**MATERIAL PROVIDED:**
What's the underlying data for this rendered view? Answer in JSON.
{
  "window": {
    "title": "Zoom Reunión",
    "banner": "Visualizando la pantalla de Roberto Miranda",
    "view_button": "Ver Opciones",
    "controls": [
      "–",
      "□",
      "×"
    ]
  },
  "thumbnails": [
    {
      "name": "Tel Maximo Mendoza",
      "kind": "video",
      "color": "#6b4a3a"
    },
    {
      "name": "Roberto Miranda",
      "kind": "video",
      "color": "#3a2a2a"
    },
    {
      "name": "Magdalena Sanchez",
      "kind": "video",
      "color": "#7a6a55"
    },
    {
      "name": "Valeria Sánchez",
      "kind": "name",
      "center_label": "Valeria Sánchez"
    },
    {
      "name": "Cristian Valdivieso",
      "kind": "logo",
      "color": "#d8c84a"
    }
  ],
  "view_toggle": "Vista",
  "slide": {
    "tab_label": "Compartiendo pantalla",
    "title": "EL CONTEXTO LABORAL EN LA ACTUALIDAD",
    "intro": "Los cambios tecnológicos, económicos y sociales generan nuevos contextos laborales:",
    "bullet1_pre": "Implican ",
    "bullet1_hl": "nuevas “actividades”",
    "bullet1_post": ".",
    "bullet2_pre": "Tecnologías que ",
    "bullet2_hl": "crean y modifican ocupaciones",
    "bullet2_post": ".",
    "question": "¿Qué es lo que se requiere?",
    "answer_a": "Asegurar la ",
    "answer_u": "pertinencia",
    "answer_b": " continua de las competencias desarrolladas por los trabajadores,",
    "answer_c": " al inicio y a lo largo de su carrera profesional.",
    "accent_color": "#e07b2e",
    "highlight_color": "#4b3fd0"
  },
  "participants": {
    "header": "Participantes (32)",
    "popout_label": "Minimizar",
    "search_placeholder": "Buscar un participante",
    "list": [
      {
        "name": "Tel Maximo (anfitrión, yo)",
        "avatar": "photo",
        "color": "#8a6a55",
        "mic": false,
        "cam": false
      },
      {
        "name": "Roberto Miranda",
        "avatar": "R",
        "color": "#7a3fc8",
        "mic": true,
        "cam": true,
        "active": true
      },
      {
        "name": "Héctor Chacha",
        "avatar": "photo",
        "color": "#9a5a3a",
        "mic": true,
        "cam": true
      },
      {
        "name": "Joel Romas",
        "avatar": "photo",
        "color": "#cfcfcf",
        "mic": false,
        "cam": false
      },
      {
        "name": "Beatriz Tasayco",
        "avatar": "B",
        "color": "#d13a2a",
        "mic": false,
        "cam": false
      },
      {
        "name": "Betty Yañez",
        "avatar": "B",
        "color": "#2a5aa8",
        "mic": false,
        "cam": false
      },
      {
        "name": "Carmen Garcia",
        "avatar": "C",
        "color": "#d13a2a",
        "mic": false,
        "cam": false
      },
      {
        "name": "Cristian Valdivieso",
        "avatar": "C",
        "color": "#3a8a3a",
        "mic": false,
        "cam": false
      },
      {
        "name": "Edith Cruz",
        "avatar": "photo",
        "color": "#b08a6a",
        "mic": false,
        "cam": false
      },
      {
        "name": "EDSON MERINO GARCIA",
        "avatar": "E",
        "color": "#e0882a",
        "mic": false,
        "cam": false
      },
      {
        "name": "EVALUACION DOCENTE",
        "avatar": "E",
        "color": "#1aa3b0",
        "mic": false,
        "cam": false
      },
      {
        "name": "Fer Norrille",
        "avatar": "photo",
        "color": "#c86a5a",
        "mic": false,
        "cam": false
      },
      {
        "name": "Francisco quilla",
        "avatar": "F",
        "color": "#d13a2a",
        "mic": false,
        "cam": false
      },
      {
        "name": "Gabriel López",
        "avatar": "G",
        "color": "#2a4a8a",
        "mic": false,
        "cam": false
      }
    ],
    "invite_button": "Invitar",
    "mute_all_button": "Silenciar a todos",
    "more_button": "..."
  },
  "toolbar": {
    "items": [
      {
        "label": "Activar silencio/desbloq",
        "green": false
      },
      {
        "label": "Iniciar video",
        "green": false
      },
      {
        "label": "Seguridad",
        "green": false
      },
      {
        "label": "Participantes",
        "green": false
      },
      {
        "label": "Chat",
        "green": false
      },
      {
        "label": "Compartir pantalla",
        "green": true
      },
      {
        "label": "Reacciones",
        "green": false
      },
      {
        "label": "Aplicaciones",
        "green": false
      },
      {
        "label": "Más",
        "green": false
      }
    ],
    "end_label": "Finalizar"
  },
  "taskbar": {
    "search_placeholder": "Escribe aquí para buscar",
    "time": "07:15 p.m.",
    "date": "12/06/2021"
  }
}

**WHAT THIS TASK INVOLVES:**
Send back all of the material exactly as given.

**THE ANSWER:**
What's the underlying data for this rendered view? Answer in JSON.
{
  "window": {
    "title": "Zoom Reunión",
    "banner": "Visualizando la pantalla de Roberto Miranda",
    "view_button": "Ver Opciones",
    "controls": [
      "–",
      "□",
      "×"
    ]
  },
  "thumbnails": [
    {
      "name": "Tel Maximo Mendoza",
      "kind": "video",
      "color": "#6b4a3a"
    },
    {
      "name": "Roberto Miranda",
      "kind": "video",
      "color": "#3a2a2a"
    },
    {
      "name": "Magdalena Sanchez",
      "kind": "video",
      "color": "#7a6a55"
    },
    {
      "name": "Valeria Sánchez",
      "kind": "name",
      "center_label": "Valeria Sánchez"
    },
    {
      "name": "Cristian Valdivieso",
      "kind": "logo",
      "color": "#d8c84a"
    }
  ],
  "view_toggle": "Vista",
  "slide": {
    "tab_label": "Compartiendo pantalla",
    "title": "EL CONTEXTO LABORAL EN LA ACTUALIDAD",
    "intro": "Los cambios tecnológicos, económicos y sociales generan nuevos contextos laborales:",
    "bullet1_pre": "Implican ",
    "bullet1_hl": "nuevas “actividades”",
    "bullet1_post": ".",
    "bullet2_pre": "Tecnologías que ",
    "bullet2_hl": "crean y modifican ocupaciones",
    "bullet2_post": ".",
    "question": "¿Qué es lo que se requiere?",
    "answer_a": "Asegurar la ",
    "answer_u": "pertinencia",
    "answer_b": " continua de las competencias desarrolladas por los trabajadores,",
    "answer_c": " al inicio y a lo largo de su carrera profesional.",
    "accent_color": "#e07b2e",
    "highlight_color": "#4b3fd0"
  },
  "participants": {
    "header": "Participantes (32)",
    "popout_label": "Minimizar",
    "search_placeholder": "Buscar un participante",
    "list": [
      {
        "name": "Tel Maximo (anfitrión, yo)",
        "avatar": "photo",
        "color": "#8a6a55",
        "mic": false,
        "cam": false
      },
      {
        "name": "Roberto Miranda",
        "avatar": "R",
        "color": "#7a3fc8",
        "mic": true,
        "cam": true,
        "active": true
      },
      {
        "name": "Héctor Chacha",
        "avatar": "photo",
        "color": "#9a5a3a",
        "mic": true,
        "cam": true
      },
      {
        "name": "Joel Romas",
        "avatar": "photo",
        "color": "#cfcfcf",
        "mic": false,
        "cam": false
      },
      {
        "name": "Beatriz Tasayco",
        "avatar": "B",
        "color": "#d13a2a",
        "mic": false,
        "cam": false
      },
      {
        "name": "Betty Yañez",
        "avatar": "B",
        "color": "#2a5aa8",
        "mic": false,
        "cam": false
      },
      {
        "name": "Carmen Garcia",
        "avatar": "C",
        "color": "#d13a2a",
        "mic": false,
        "cam": false
      },
      {
        "name": "Cristian Valdivieso",
        "avatar": "C",
        "color": "#3a8a3a",
        "mic": false,
        "cam": false
      },
      {
        "name": "Edith Cruz",
        "avatar": "photo",
        "color": "#b08a6a",
        "mic": false,
        "cam": false
      },
      {
        "name": "EDSON MERINO GARCIA",
        "avatar": "E",
        "color": "#e0882a",
        "mic": false,
        "cam": false
      },
      {
        "name": "EVALUACION DOCENTE",
        "avatar": "E",
        "color": "#1aa3b0",
        "mic": false,
        "cam": false
      },
      {
        "name": "Fer Norrille",
        "avatar": "photo",
        "color": "#c86a5a",
        "mic": false,
        "cam": false
      },
      {
        "name": "Francisco quilla",
        "avatar": "F",
        "color": "#d13a2a",
        "mic": false,
        "cam": false
      },
      {
        "name": "Gabriel López",
        "avatar": "G",
        "color": "#2a4a8a",
        "mic": false,
        "cam": false
      }
    ],
    "invite_button": "Invitar",
    "mute_all_button": "Silenciar a todos",
    "more_button": "..."
  },
  "toolbar": {
    "items": [
      {
        "label": "Activar silencio/desbloq",
        "green": false
      },
      {
        "label": "Iniciar video",
        "green": false
      },
      {
        "label": "Seguridad",
        "green": false
      },
      {
        "label": "Participantes",
        "green": false
      },
      {
        "label": "Chat",
        "green": false
      },
      {
        "label": "Compartir pantalla",
        "green": true
      },
      {
        "label": "Reacciones",
        "green": false
      },
      {
        "label": "Aplicaciones",
        "green": false
      },
      {
        "label": "Más",
        "green": false
      }
    ],
    "end_label": "Finalizar"
  },
  "taskbar": {
    "search_placeholder": "Escribe aquí para buscar",
    "time": "07:15 p.m.",
    "date": "12/06/2021"
  }
}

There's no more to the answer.